### [What to do]
Every record must be copied exactly. Leave nothing out.

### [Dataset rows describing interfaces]
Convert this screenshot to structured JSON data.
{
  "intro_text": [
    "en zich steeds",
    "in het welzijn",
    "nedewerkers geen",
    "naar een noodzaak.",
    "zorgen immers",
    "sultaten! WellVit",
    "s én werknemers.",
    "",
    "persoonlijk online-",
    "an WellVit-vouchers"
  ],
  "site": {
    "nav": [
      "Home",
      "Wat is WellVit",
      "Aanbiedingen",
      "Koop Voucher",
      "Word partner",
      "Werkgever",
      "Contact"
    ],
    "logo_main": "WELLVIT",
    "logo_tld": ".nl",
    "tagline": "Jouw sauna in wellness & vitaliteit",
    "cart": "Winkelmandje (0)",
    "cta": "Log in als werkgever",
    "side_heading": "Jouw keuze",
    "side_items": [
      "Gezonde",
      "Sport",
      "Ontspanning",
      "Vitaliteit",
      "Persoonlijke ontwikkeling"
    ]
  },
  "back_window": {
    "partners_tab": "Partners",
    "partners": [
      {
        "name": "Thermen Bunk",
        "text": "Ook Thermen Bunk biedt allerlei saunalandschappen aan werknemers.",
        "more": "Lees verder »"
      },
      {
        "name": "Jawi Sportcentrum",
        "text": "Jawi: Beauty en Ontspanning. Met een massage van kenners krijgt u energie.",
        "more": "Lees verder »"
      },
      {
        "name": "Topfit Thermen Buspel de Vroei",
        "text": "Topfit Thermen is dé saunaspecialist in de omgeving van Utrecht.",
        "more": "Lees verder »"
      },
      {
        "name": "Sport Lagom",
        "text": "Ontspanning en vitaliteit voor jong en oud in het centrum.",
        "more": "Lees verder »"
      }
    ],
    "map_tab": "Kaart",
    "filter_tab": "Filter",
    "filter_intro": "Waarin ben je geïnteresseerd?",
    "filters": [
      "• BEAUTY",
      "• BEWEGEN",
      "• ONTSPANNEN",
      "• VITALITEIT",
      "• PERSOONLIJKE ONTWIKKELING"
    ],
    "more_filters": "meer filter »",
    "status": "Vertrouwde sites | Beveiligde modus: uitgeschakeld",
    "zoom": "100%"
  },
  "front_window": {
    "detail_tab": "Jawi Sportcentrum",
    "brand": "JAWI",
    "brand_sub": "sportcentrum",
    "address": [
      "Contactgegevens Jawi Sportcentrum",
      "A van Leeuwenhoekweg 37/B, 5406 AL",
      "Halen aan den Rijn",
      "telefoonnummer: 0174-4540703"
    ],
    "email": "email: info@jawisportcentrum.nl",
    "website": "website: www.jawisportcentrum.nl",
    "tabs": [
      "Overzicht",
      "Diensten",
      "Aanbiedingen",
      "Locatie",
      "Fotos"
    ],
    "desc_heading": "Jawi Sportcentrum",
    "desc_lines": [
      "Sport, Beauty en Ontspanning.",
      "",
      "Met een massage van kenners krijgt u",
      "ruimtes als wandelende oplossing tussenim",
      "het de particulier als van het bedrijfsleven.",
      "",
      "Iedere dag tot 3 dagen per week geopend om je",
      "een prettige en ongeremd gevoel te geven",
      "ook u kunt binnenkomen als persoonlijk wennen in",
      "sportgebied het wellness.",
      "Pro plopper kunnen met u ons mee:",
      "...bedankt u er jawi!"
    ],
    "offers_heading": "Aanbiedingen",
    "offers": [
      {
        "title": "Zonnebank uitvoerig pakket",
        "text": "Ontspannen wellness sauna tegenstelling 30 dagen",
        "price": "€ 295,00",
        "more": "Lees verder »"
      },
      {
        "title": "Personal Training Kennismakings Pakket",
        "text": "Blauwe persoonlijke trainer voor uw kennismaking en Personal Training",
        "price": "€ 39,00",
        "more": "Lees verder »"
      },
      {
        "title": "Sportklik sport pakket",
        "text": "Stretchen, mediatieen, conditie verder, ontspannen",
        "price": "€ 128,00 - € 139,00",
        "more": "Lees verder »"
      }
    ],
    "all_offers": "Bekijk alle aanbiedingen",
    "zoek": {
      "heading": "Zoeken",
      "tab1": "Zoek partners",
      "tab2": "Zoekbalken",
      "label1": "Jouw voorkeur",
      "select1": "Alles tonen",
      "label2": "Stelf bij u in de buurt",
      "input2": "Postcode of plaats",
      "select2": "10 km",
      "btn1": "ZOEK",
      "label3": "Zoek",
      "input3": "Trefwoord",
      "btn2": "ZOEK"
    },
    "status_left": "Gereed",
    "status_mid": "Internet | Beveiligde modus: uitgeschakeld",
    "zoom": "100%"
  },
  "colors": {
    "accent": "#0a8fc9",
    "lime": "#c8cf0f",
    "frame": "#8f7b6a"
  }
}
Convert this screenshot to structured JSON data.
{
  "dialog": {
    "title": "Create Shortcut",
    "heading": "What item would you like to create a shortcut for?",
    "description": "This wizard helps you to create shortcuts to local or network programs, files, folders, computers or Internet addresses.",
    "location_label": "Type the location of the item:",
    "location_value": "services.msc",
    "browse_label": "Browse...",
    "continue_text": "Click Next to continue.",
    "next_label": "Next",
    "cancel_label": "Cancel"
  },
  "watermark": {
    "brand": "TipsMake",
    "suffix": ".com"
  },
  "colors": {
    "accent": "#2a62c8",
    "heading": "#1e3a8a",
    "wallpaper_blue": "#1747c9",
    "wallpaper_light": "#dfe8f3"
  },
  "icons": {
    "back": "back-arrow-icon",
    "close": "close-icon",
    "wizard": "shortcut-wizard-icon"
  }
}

### [Task answer]
Convert this screenshot to structured JSON data.
{
  "intro_text": [
    "en zich steeds",
    "in het welzijn",
    "nedewerkers geen",
    "naar een noodzaak.",
    "zorgen immers",
    "sultaten! WellVit",
    "s én werknemers.",
    "",
    "persoonlijk online-",
    "an WellVit-vouchers"
  ],
  "site": {
    "nav": [
      "Home",
      "Wat is WellVit",
      "Aanbiedingen",
      "Koop Voucher",
      "Word partner",
      "Werkgever",
      "Contact"
    ],
    "logo_main": "WELLVIT",
    "logo_tld": ".nl",
    "tagline": "Jouw sauna in wellness & vitaliteit",
    "cart": "Winkelmandje (0)",
    "cta": "Log in als werkgever",
    "side_heading": "Jouw keuze",
    "side_items": [
      "Gezonde",
      "Sport",
      "Ontspanning",
      "Vitaliteit",
      "Persoonlijke ontwikkeling"
    ]
  },
  "back_window": {
    "partners_tab": "Partners",
    "partners": [
      {
        "name": "Thermen Bunk",
        "text": "Ook Thermen Bunk biedt allerlei saunalandschappen aan werknemers.",
        "more": "Lees verder »"
      },
      {
        "name": "Jawi Sportcentrum",
        "text": "Jawi: Beauty en Ontspanning. Met een massage van kenners krijgt u energie.",
        "more": "Lees verder »"
      },
      {
        "name": "Topfit Thermen Buspel de Vroei",
        "text": "Topfit Thermen is dé saunaspecialist in de omgeving van Utrecht.",
        "more": "Lees verder »"
      },
      {
        "name": "Sport Lagom",
        "text": "Ontspanning en vitaliteit voor jong en oud in het centrum.",
        "more": "Lees verder »"
      }
    ],
    "map_tab": "Kaart",
    "filter_tab": "Filter",
    "filter_intro": "Waarin ben je geïnteresseerd?",
    "filters": [
      "• BEAUTY",
      "• BEWEGEN",
      "• ONTSPANNEN",
      "• VITALITEIT",
      "• PERSOONLIJKE ONTWIKKELING"
    ],
    "more_filters": "meer filter »",
    "status": "Vertrouwde sites | Beveiligde modus: uitgeschakeld",
    "zoom": "100%"
  },
  "front_window": {
    "detail_tab": "Jawi Sportcentrum",
    "brand": "JAWI",
    "brand_sub": "sportcentrum",
    "address": [
      "Contactgegevens Jawi Sportcentrum",
      "A van Leeuwenhoekweg 37/B, 5406 AL",
      "Halen aan den Rijn",
      "telefoonnummer: 0174-4540703"
    ],
    "email": "email: info@jawisportcentrum.nl",
    "website": "website: www.jawisportcentrum.nl",
    "tabs": [
      "Overzicht",
      "Diensten",
      "Aanbiedingen",
      "Locatie",
      "Fotos"
    ],
    "desc_heading": "Jawi Sportcentrum",
    "desc_lines": [
      "Sport, Beauty en Ontspanning.",
      "",
      "Met een massage van kenners krijgt u",
      "ruimtes als wandelende oplossing tussenim",
      "het de particulier als van het bedrijfsleven.",
      "",
      "Iedere dag tot 3 dagen per week geopend om je",
      "een prettige en ongeremd gevoel te geven",
      "ook u kunt binnenkomen als persoonlijk wennen in",
      "sportgebied het wellness.",
      "Pro plopper kunnen met u ons mee:",
      "...bedankt u er jawi!"
    ],
    "offers_heading": "Aanbiedingen",
    "offers": [
      {
        "title": "Zonnebank uitvoerig pakket",
        "text": "Ontspannen wellness sauna tegenstelling 30 dagen",
        "price": "€ 295,00",
        "more": "Lees verder »"
      },
      {
        "title": "Personal Training Kennismakings Pakket",
        "text": "Blauwe persoonlijke trainer voor uw kennismaking en Personal Training",
        "price": "€ 39,00",
        "more": "Lees verder »"
      },
      {
        "title": "Sportklik sport pakket",
        "text": "Stretchen, mediatieen, conditie verder, ontspannen",
        "price": "€ 128,00 - € 139,00",
        "more": "Lees verder »"
      }
    ],
    "all_offers": "Bekijk alle aanbiedingen",
    "zoek": {
      "heading": "Zoeken",
      "tab1": "Zoek partners",
      "tab2": "Zoekbalken",
      "label1": "Jouw voorkeur",
      "select1": "Alles tonen",
      "label2": "Stelf bij u in de buurt",
      "input2": "Postcode of plaats",
      "select2": "10 km",
      "btn1": "ZOEK",
      "label3": "Zoek",
      "input3": "Trefwoord",
      "btn2": "ZOEK"
    },
    "status_left": "Gereed",
    "status_mid": "Internet | Beveiligde modus: uitgeschakeld",
    "zoom": "100%"
  },
  "colors": {
    "accent": "#0a8fc9",
    "lime": "#c8cf0f",
    "frame": "#8f7b6a"
  }
}
Convert this screenshot to structured JSON data.
{
  "dialog": {
    "title": "Create Shortcut",
    "heading": "What item would you like to create a shortcut for?",
    "description": "This wizard helps you to create shortcuts to local or network programs, files, folders, computers or Internet addresses.",
    "location_label": "Type the location of the item:",
    "location_value": "services.msc",
    "browse_label": "Browse...",
    "continue_text": "Click Next to continue.",
    "next_label": "Next",
    "cancel_label": "Cancel"
  },
  "watermark": {
    "brand": "TipsMake",
    "suffix": ".com"
  },
  "colors": {
    "accent": "#2a62c8",
    "heading": "#1e3a8a",
    "wallpaper_blue": "#1747c9",
    "wallpaper_light": "#dfe8f3"
  },
  "icons": {
    "back": "back-arrow-icon",
    "close": "close-icon",
    "wizard": "shortcut-wizard-icon"
  }
}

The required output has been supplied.